Felicia Reid and Kirstin Muller presented The Yahoo! Controversy: Work/Life Balance and the Law Webinar
Kirstin Muller to present Brief Legal Update on Reasonable Accommodation Using “Comfort” Animals at the National Human Resources Association Breakfast
Kirstin Muller to present at the National Human Resources Association — Recruiting Tips for the Multistate Employer
PIHRA District 5 – “Who’s Really an Independent Contractor (1099)? The Continuing Saga . . .”
Wage & Hour Litigation Conference for Bridgeport
Understanding the New Improved FMLA and California’s Leave of Absence Laws
New Employment Laws Provide Greater Protections, More Penalties
Scotch v. Art Institute, 173 Cal. App. 4th 986 (2009)
Summary judgment granted on all five causes of action. The plaintiff, a former faculty member, made various allegations against the school and two former supervisors based on his medical condition (HIV-positive status), including that our client failed to engage in the interactive process and failed to accommodate his condition. Based on the arguments made in our Motions for Summary Judgment, the Court found that our client and the former supervisors did not violate the Fair Employment and Housing Act or otherwise cause the plaintiff harm and dismissed the plaintiff’s lawsuit.
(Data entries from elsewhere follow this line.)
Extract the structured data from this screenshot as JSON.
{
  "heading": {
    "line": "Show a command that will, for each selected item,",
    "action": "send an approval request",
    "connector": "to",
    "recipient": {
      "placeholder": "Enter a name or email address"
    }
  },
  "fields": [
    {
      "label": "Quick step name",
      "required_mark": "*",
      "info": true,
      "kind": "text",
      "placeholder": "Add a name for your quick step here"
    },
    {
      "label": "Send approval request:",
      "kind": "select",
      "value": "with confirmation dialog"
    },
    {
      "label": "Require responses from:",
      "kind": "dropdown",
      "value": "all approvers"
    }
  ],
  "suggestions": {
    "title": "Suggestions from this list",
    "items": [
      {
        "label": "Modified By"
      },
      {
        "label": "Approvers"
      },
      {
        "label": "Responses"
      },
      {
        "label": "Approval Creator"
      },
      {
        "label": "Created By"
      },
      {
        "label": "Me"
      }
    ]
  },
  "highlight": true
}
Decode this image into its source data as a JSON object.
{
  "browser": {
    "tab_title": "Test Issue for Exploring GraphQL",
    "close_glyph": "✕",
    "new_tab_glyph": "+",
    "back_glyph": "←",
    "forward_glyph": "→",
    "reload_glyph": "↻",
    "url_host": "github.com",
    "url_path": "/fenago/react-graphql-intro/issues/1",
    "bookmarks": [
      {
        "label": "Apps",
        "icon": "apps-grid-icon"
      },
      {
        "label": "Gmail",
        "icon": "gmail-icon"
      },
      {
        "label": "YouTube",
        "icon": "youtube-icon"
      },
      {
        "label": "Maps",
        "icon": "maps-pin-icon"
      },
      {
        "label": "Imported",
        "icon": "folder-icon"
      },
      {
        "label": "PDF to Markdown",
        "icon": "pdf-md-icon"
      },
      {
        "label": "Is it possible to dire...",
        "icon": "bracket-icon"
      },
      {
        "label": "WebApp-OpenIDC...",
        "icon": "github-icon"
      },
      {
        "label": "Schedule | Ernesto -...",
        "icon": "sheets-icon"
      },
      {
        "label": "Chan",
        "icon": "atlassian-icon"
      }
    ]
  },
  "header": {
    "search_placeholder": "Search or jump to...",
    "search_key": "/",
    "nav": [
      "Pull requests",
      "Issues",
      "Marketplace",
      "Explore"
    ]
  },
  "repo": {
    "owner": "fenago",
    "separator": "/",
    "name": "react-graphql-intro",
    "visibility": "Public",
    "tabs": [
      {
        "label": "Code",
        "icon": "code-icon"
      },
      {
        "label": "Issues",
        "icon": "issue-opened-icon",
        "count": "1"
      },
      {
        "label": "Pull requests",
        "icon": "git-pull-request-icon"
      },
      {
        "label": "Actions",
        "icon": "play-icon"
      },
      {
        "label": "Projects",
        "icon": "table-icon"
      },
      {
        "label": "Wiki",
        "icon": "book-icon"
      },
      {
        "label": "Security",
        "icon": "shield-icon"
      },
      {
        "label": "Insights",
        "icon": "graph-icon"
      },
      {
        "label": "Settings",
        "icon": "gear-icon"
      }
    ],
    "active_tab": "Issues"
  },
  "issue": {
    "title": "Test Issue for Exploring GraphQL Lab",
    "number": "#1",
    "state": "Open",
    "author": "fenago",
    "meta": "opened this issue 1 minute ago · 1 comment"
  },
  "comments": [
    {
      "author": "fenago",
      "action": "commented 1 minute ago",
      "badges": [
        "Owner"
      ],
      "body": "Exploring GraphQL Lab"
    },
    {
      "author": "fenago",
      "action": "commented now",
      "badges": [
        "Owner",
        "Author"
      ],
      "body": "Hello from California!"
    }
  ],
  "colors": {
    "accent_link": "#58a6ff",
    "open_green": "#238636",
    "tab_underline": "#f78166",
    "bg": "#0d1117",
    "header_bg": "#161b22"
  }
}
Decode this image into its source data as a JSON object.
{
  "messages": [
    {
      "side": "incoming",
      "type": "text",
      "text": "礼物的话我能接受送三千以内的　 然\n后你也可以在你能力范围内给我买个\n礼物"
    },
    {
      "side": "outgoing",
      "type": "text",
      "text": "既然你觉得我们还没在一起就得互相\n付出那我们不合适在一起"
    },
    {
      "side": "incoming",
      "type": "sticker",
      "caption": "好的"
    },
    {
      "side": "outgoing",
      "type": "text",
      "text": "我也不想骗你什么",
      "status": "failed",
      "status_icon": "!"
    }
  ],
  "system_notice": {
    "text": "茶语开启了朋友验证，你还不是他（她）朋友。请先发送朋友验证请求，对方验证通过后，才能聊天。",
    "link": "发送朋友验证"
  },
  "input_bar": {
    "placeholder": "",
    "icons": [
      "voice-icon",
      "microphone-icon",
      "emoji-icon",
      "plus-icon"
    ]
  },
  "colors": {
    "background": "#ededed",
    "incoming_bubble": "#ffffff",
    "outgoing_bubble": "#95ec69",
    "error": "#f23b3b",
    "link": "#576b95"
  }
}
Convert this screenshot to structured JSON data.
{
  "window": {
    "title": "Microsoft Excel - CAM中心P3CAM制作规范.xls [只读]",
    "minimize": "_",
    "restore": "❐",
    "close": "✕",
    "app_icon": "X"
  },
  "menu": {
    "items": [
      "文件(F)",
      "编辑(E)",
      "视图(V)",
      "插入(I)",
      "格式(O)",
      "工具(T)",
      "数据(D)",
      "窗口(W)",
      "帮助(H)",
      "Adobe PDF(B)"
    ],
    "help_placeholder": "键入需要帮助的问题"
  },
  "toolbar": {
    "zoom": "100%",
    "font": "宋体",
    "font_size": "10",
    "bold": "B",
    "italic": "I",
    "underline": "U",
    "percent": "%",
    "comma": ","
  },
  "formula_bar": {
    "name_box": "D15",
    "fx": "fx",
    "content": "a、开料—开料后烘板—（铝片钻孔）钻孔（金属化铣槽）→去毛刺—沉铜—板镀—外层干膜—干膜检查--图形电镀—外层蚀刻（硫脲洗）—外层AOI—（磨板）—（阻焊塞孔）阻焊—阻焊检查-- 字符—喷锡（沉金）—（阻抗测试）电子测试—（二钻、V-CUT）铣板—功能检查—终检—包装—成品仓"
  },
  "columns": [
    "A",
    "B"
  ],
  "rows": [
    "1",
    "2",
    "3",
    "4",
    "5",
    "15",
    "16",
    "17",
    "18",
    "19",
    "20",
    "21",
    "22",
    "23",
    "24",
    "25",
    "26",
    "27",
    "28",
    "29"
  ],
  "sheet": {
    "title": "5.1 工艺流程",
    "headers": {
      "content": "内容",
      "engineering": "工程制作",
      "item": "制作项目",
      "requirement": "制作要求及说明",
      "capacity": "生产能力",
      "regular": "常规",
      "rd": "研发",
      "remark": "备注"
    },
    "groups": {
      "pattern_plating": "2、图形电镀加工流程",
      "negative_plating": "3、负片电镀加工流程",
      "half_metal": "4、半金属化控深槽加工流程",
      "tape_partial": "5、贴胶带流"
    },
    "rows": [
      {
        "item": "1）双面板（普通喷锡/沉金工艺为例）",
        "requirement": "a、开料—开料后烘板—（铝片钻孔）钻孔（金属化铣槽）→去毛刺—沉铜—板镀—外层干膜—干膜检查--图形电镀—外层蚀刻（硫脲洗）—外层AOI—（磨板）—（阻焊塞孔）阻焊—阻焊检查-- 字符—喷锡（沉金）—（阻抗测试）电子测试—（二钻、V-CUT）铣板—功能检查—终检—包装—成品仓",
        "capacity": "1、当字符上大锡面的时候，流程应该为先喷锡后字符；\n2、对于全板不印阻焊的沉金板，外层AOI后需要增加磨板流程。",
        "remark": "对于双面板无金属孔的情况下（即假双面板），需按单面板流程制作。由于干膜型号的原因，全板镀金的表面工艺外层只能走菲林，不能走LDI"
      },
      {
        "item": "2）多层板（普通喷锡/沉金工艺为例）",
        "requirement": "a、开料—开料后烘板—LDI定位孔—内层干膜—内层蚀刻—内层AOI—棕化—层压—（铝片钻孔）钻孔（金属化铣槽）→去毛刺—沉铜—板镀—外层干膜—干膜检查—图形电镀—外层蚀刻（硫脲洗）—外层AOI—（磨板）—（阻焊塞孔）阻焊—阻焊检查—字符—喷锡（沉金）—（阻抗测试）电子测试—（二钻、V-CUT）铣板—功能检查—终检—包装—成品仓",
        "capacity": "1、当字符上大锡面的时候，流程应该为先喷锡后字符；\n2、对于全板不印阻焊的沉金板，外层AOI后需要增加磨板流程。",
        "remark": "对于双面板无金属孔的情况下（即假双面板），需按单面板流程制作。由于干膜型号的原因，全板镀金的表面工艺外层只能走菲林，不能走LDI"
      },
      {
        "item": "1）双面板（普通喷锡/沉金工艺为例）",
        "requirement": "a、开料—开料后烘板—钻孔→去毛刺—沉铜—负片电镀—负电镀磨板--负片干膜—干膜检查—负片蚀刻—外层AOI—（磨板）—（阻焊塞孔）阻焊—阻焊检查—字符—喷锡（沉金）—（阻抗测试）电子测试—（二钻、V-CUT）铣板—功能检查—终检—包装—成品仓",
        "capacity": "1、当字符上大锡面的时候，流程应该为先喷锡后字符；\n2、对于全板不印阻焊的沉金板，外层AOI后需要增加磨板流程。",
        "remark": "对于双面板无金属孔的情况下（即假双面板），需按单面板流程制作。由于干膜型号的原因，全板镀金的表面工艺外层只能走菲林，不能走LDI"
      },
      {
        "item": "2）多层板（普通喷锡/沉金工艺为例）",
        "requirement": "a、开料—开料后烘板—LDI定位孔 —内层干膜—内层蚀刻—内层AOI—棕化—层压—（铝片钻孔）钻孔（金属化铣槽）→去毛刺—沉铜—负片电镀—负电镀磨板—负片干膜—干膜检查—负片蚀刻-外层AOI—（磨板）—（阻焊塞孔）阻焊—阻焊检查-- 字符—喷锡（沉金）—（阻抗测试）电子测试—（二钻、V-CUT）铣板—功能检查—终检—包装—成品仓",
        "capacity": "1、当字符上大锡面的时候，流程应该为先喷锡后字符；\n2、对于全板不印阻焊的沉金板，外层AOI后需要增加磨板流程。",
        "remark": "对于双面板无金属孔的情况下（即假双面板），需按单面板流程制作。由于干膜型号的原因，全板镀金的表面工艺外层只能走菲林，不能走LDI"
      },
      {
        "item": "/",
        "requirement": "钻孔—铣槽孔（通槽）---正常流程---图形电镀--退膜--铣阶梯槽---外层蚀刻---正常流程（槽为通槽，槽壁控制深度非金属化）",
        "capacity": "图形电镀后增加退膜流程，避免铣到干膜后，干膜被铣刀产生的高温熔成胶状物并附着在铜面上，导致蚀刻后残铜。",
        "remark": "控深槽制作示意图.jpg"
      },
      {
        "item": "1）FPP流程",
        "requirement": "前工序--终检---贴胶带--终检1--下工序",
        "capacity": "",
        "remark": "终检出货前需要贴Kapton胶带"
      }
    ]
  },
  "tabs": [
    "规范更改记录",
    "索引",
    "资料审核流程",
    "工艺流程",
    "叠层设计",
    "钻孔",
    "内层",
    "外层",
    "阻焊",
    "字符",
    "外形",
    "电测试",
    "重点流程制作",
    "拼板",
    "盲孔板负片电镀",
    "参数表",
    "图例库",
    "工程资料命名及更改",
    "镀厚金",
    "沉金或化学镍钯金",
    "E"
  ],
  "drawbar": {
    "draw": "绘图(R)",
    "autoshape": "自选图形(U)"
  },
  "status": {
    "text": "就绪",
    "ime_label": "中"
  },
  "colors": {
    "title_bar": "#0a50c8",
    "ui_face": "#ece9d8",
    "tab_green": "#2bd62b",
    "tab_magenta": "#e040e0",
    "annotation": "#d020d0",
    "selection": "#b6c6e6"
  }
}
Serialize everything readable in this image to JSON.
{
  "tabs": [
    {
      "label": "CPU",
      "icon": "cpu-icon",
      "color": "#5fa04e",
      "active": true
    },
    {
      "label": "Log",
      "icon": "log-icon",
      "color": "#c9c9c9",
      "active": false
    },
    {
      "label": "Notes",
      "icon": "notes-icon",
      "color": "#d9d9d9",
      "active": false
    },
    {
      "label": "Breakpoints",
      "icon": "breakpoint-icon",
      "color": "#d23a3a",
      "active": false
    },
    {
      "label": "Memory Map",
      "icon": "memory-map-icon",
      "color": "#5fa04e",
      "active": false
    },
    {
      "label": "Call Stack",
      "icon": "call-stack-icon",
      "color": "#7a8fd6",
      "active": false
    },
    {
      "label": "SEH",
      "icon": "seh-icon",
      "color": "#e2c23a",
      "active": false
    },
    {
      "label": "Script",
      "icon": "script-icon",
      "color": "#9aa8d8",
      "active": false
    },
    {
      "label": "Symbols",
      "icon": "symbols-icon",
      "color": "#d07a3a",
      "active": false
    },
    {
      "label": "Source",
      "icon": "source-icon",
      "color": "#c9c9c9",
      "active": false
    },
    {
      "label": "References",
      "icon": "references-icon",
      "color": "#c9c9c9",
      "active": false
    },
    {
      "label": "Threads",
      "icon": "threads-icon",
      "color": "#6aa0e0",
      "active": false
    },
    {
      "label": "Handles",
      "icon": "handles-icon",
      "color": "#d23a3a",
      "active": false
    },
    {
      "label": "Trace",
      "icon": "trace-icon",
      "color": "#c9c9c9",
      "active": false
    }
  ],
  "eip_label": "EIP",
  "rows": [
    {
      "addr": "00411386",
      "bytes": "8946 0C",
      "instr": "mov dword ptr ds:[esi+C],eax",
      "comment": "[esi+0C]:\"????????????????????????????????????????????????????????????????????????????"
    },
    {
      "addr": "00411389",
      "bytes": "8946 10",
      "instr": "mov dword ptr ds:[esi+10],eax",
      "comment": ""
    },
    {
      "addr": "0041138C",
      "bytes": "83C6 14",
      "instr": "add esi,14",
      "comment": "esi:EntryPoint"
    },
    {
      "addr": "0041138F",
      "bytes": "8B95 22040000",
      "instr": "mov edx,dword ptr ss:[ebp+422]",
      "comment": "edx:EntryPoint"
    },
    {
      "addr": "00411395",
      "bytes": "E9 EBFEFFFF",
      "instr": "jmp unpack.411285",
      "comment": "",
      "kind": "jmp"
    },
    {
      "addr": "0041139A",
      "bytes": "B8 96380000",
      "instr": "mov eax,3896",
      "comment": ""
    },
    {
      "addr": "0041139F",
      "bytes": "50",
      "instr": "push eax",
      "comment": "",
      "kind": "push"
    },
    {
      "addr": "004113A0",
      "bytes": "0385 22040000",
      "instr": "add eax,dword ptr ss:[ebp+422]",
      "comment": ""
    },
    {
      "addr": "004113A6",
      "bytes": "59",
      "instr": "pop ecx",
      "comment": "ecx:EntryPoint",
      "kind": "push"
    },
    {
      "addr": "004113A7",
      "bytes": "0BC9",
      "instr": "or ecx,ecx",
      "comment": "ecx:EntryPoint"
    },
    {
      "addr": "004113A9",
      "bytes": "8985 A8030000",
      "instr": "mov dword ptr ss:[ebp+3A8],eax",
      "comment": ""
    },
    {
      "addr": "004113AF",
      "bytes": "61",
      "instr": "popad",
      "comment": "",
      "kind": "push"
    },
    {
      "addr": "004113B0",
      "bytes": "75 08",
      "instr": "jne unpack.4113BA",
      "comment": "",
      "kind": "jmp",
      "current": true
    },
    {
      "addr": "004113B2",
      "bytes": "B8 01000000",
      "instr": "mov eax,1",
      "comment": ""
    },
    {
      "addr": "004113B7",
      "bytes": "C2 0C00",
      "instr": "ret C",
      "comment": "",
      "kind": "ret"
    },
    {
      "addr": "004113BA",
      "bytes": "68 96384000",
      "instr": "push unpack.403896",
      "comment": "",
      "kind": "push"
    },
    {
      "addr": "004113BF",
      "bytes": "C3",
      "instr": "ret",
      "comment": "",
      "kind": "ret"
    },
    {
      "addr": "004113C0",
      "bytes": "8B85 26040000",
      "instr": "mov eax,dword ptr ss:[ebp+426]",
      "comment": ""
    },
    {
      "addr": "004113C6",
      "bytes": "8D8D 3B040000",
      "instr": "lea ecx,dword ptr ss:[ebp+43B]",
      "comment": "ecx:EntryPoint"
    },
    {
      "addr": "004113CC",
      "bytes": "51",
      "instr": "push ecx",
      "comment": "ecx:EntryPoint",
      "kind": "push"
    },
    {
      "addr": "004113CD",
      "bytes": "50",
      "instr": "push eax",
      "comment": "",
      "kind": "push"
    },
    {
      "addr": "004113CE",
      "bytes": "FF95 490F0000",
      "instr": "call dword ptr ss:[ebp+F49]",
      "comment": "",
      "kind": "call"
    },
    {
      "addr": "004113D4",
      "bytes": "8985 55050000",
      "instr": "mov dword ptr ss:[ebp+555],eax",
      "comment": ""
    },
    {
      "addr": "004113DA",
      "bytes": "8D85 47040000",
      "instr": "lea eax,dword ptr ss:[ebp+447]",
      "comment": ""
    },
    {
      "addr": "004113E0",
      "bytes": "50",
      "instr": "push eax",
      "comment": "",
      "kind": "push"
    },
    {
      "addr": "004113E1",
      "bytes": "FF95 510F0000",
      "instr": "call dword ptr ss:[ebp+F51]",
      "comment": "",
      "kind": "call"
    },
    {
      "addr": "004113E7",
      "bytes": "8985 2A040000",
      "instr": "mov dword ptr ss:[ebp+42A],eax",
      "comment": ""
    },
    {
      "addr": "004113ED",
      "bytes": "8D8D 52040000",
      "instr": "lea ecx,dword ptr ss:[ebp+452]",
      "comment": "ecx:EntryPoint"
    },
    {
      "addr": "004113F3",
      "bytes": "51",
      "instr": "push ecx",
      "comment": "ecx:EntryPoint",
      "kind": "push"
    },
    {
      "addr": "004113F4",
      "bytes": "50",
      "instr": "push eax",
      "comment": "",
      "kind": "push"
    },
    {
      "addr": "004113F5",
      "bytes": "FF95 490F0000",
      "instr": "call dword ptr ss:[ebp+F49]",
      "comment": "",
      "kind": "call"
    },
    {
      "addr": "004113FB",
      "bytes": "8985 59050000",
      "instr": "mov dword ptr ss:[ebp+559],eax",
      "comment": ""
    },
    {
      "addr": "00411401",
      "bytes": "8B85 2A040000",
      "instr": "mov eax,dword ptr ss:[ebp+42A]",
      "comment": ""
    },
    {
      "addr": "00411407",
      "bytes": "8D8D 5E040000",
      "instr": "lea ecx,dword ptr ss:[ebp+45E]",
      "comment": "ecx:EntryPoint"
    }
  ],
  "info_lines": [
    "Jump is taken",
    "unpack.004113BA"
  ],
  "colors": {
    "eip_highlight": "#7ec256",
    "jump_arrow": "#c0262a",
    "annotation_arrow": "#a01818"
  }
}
The California Court of Appeals upheld the defense victory.